I like to report Derry success although this was to be the last points that Derry would get in this match. As the game continued, Bangor started to get opportunities. With Calum O’Hagan and David Lapsley missing tackles, it provided Bangor the forward momentum that they did not deserve. A massive hit by Stephen Corr was seen as a no arm tackle and the referee played advantage. From this passage of play, Bangor moved the ball wide to exploit the Derry wing and through simple passing, allowed full Back Phil Broderick in for Bangor’s first try. This, coupled with the loss of David Ferguson to injury and Jamie Hamilton needing treatment, the strength of the bench would be tested.
The first half finished 5-10 and with Bangor growing into the game and with the wind in their back, it was always going to be a tough second half. The second half began with infringements galore, knock-on’s and forward passes all disrupting the flow the game. However, the turning point in the game came when Derry had a scum under their own posts five metres out. Derry put in and Bangor just blew the scrum apart, turning over the ball and driving for the line, collapsing the scrum. The referee had no hesitation in awarding a penalty try, which now is an automatic seven points as there is no conversion. Derry having led for so long now found themselves behind at 12-10. With plenty of time left, Derry did not need to panic but when momentum turns, it’s hard to stop it. Bangor with their tails up came at Derry strong and hard. The self-belief in Bangor was evident and the confidence gained from such a turnover showed as they were comfortably the better team in the last twenty minutes.

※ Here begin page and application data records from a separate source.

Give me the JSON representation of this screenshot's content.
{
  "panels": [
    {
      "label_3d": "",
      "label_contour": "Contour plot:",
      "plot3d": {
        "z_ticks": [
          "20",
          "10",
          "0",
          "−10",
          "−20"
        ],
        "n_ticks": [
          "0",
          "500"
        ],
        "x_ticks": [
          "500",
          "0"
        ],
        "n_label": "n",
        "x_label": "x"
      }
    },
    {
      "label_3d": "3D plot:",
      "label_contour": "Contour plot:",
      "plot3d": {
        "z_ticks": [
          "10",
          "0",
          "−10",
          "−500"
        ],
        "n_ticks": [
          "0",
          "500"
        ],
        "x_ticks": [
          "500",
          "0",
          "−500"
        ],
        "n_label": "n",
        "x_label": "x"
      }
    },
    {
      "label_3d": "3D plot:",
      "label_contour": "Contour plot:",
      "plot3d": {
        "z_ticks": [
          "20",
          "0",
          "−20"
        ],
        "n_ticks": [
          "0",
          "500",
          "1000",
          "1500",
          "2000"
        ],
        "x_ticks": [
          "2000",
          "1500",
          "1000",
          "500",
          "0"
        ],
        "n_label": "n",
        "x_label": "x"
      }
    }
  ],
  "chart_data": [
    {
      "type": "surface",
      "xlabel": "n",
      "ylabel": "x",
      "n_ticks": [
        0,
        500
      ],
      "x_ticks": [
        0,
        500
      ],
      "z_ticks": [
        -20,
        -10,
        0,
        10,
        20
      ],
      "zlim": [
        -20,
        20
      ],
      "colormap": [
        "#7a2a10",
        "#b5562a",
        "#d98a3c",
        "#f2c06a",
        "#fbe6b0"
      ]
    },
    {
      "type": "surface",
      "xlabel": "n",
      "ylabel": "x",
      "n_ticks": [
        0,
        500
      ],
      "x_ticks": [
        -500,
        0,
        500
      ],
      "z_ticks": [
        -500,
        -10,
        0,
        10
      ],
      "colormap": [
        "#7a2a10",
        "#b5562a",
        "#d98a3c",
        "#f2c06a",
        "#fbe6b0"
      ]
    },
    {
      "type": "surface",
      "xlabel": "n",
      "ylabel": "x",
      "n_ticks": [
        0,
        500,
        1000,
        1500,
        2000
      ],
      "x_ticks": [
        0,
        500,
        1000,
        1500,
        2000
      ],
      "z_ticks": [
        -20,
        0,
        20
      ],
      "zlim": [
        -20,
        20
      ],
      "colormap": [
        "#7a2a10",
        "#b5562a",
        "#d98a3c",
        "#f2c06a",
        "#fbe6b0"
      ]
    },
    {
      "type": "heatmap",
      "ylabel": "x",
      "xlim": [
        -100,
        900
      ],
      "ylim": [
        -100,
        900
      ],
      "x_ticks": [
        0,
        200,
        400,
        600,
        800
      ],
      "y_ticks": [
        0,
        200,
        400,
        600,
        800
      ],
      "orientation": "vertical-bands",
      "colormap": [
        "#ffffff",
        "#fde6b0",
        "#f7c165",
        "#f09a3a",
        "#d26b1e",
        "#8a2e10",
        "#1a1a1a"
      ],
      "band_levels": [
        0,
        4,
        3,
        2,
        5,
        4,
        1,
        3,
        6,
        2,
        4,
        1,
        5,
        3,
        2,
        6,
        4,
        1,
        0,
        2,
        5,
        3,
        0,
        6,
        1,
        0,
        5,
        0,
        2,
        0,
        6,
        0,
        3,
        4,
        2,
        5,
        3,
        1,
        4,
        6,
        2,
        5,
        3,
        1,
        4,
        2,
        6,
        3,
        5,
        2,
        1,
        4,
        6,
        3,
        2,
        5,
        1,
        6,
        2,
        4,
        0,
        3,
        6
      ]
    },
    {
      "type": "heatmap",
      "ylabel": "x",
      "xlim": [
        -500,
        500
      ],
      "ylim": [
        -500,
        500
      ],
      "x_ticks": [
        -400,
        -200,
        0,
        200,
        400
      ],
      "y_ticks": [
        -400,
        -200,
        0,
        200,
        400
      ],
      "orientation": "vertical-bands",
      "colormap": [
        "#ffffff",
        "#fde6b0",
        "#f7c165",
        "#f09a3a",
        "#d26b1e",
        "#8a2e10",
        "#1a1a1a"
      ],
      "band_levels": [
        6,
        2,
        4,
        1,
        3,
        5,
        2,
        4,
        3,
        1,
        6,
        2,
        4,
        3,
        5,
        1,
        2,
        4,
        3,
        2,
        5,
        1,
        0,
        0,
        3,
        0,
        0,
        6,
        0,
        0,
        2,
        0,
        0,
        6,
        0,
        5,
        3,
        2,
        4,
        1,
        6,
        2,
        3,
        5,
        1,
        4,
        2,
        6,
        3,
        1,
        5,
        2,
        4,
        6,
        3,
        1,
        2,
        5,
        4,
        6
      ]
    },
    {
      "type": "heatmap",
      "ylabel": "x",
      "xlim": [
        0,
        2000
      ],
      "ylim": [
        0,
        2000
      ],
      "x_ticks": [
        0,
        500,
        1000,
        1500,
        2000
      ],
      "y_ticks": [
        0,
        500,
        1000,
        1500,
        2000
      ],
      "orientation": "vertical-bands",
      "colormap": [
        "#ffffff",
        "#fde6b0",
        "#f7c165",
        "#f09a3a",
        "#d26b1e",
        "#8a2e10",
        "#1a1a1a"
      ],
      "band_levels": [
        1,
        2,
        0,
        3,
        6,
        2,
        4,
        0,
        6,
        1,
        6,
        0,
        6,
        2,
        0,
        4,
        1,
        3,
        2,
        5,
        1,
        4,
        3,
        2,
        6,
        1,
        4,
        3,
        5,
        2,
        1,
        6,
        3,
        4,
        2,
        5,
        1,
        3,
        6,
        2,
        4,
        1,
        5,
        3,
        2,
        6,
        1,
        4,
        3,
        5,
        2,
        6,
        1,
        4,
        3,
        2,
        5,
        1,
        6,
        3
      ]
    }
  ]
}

Derry on the back foot made some poor decisions and appeared to lose their composure and self-belief. First came Dessie Fusco to finish in the corner, a penalty from Nathan Graham, and to add insult to injury, centre Nathan Graham also cut through the desperate Derry defence to run in under the posts to leave a simple conversion ending the game 27-10.
The second half collapse by Derry needs addressing, the lapses in concentration have proven to be an Achilles heel. At this level you cannot switch off, you cannot lose your shape or you will be on the receiving end of a beating. It was very disappointing to watch as a supporter although there is enough quality and individual talent to compete at this level. I have yet to see this Derry side give up or lie down. It’s the fine margins that make or break games and Derry will fight to the bitter end and that is commendable. Disappointing as it is, this young side must learn how to manage a game over eighty minutes.
Four games played with two home wins and two away losses, Derry remain sixth in the league of ten teams with nine points, Midleton lead the way with a maximum twenty points. Omagh, who were defeated by Midleton on Saturday, will be keen to put distance between themselves and Derry when they meet this Saturday at the Craig Thompson Stadium, Judges Road, kick-off 2.30pm. I encourage all local rugby fans to get out to support these teams as it promises to be an tense and enthralling encounter as the battle for places in All Ireland Rugby gets local.